Despite submitting records from multiple medical providers, Cigna denied the employee’s claim. She appealed, submitting more records, and Cigna denied the claim again. The employee even attempted a second appeal, sending in even more medical records which supported her claim, and Cigna again denied her disability claim. She hired a new lawyer, and even tried a third appeal sending in more detailed records, all to no avail. Cigna once again denied her disability insurance claim.
Using one of its common tactics, Cigna had an in-house doctor review the records. The doctor wrote that the records did not support “the presence of a mental impairment of a severity sufficient to necessitate restriction from work.” Cigna’s doctor never even met with or examined the employee. Cigna’s doctor actually gave an opinion that the employee’s depression and anxiety was not significant just be reading records, despite the treating doctors explaining the severity of the condition in writing.
In reviewing the case, the court first addressed whether it had to give any deference to Cigna’s disability claim denial. Quest’s disability insurance plan, like other employee benefit plans, is governed by a federal employee benefits law called ERISA. ERISA is peculiar, because a group plan’s terms can give its insurer administrator discretion to make claim decisions. If the plan does that, a court is not allowed to overturn an insurer’s denial unless it determines not only that the disability insurer was wrong, but also that its decision was not supported by facts.
In this case, the judge decided that Cigna’s disability insurance policy did not afford discretion to Cigna. The plan simply stated that Cigna was “the named fiduciary for deciding claims for benefits under the Plan, and for deciding any appeals of denied claims.” The judge decided that this did not convey discretion upon Cigna. That is important, because without discretionary language, the judge was free to decide whether Quest’s employee was wrongly denied benefits, regardless of how much evidence supported Cigna’s decision.
The federal judge overruled Cigna after reviewing page after page of medical evidence.

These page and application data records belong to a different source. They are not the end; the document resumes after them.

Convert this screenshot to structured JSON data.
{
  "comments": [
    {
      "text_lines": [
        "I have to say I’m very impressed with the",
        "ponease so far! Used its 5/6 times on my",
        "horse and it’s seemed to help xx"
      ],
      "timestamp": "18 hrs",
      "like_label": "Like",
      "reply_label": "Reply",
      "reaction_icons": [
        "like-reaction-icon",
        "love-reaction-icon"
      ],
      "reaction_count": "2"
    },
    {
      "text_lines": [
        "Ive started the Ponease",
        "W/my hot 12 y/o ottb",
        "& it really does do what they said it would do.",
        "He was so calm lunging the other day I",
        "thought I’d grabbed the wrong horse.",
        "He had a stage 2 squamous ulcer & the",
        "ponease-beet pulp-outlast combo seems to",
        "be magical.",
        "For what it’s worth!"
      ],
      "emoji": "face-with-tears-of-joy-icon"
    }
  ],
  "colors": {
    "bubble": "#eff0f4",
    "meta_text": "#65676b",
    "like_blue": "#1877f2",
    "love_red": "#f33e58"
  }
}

The judge also stressed several errors made by Cigna’s disability adjusters:
- Cigna made no attempt to even list the duties of the employees’s job. This was a problem, because Cigna had to determine if the claimant was able to “perform the material duties of her regular occupation,” yet Cigna had not even identified those duties.
- Cigna utterly ignored the opinion of one of the treating doctors, and did not explain why that doctor’s conclusions were not entitled to some weight. In the judge’s words, Cigna “failed to consider and justify the rejection” of the doctor’s opinion.
- Cigna relied upon “paper reviews” only. Cigna ignored three examining doctors to follow the opinion of an Appeal Senior Associate, a Nurse Case Manager, and its hired paper reviewing psychiatrist. The judge stated, “[W]here the insured’s treating physician’s disability opinion is unequivocal and based on a long term physician-patient relationship, reliance on a non-examining physician’s opinion premised on a records review alone is suspect and suggests that the insurer is looking for a reason to deny benefits.”
- Cigna cherry-picked evidence that supported its quest to deny benefits, yet ignored evidence in the records which supported disability. “Crediting one portion of a report and rejecting others is further evidence of arbitrary and capricious behavior.” “An administrator cannot selectively parse out information.”
The judge concluded that Cigna “repeatedly failed to fully and fairly consider the medical record as a whole; had [Cigna] done so, Plaintiff would have received benefits.” The decision reversed Cigna, and awarded disability benefits and attorney fees to the Quest employee.
Levine v. Life Insurance Company of North America, No. 14-7050, 2016 U.S. Dist LEXIS 53286 (E.D. Pa. April 21, 2016).